We also worked collaboratively with other organisation and peak bodies in our sector to add a regional voice to state-wide advocacy campaigns, such as the Make Renting Fair Campaign which resulted in changes to the Residential Tenancies Act in Victoria to better protect the rights of renters.
Our legal services were active in advocating for improvements to regional court facilities, calling for better disability access and safety at Maryborough Magistrate’s Court, and a dedicated safe space for women and children within the new Shepparton Law Courts. Our advocacy ensured that the voices and needs of our clients, particularly those affected by family violence, were represented in the planning, design and redevelopment of these
court facilities, making them
safer and more accessible.
In November 2018 we hosted our annual Talking Justice Forum with guest speakers Gillian Triggs, Hugh de Kretser and Misha Ketchell. They spoke about the importance of Speaking Truth to Power in the context of increasing attacks on institutions like the judiciary and the Australian Human Rights Commission.

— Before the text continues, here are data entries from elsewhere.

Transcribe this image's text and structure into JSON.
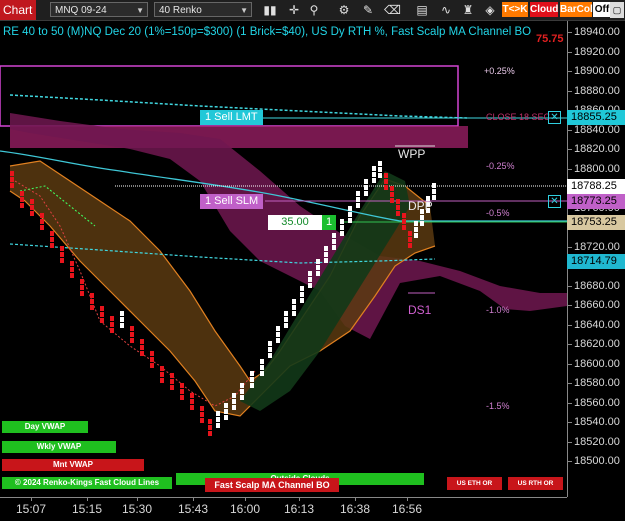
{
  "toolbar": {
    "chart_tab": "Chart",
    "instrument": "MNQ 09-24",
    "bar_type": "40 Renko",
    "buttons": {
      "tkx": "T<>K",
      "cloud": "Cloud",
      "barcol": "BarCol",
      "off": "Off"
    },
    "colors": {
      "chart_tab": "#c0181e",
      "tkx": "#ff7a00",
      "cloud": "#e0101a",
      "barcol": "#ff7a00",
      "off": "#ffffff"
    }
  },
  "chart": {
    "title": "RE 40 to 50 (M)NQ Dec 20 (1%=150p=$300) (1 Brick=$40), US Dy RTH %, Fast Scalp MA Channel BO",
    "overlay_price_red": "75.75",
    "annotations": {
      "wpp": "WPP",
      "dpp": "DPP",
      "ds1": "DS1",
      "pct_pos_025": "+0.25%",
      "pct_neg_025": "-0.25%",
      "pct_neg_05": "-0.5%",
      "pct_neg_10": "-1.0%",
      "pct_neg_15": "-1.5%",
      "close_label": "CLOSE 18 SEC"
    },
    "orders": {
      "sell_lmt": "1 Sell LMT",
      "sell_slm": "1 Sell SLM",
      "position_price": "35.00",
      "position_qty": "1"
    },
    "legend": {
      "day_vwap": "Day VWAP",
      "wkly_vwap": "Wkly VWAP",
      "mnt_vwap": "Mnt VWAP",
      "copyright": "© 2024 Renko-Kings Fast Cloud Lines",
      "outside_clouds": "Outside Clouds",
      "fast_scalp": "Fast Scalp MA Channel BO",
      "us_eth_or": "US ETH OR",
      "us_rth_or": "US RTH OR"
    }
  },
  "price_axis": {
    "ticks": [
      "18940.00",
      "18920.00",
      "18900.00",
      "18880.00",
      "18860.00",
      "18840.00",
      "18820.00",
      "18800.00",
      "18780.00",
      "18760.00",
      "18740.00",
      "18720.00",
      "18700.00",
      "18680.00",
      "18660.00",
      "18640.00",
      "18620.00",
      "18600.00",
      "18580.00",
      "18560.00",
      "18540.00",
      "18520.00",
      "18500.00"
    ],
    "tags": {
      "sell_lmt_price": "18855.25",
      "last_price": "18788.25",
      "sell_slm_price": "18773.25",
      "position_price_full": "18753.25",
      "cyan_line_price": "18714.79"
    }
  },
  "time_axis": {
    "ticks": [
      "15:07",
      "15:15",
      "15:30",
      "15:43",
      "16:00",
      "16:13",
      "16:38",
      "16:56"
    ]
  }
}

Over 150 people attended this event in Bendigo and engaged in the conversation. Click here to view a video trailer of the event, or click here to view a full video of the event.
Our frontline staff are supported by our Corporate Services Team who are the backbone of our organisation providing Finance, Facilities, Human Resources, Communications and Monitoring & Evaluation services to enable us to work effectively with clients and community.
We would like to thank all of our current staff, and those who left the organisation this year, for their hard work supporting our clients and community. You can find more information about our leadership team by clicking here.
Hours contributed by volunteers to ARC Justice programs.
Louise Hanby D’Wynn
LCCLC and GVCLC core funding, family violence and child protection legal services
Housing Justice – Tenancy Assistance and Advocacy Program (TAAP), Tenancy Plus and generalist support
Rumbalara Health Justice Partnership
Maryborough – Tipping the Scales Project
Maryborough – Therapeutic Justice Partnership
Bendigo Health Justice Partnership
Bendigo Family Violence Justice Project
Employment Law Project (assisting working holiday makers)
Bendigo Student Association
Thank you also to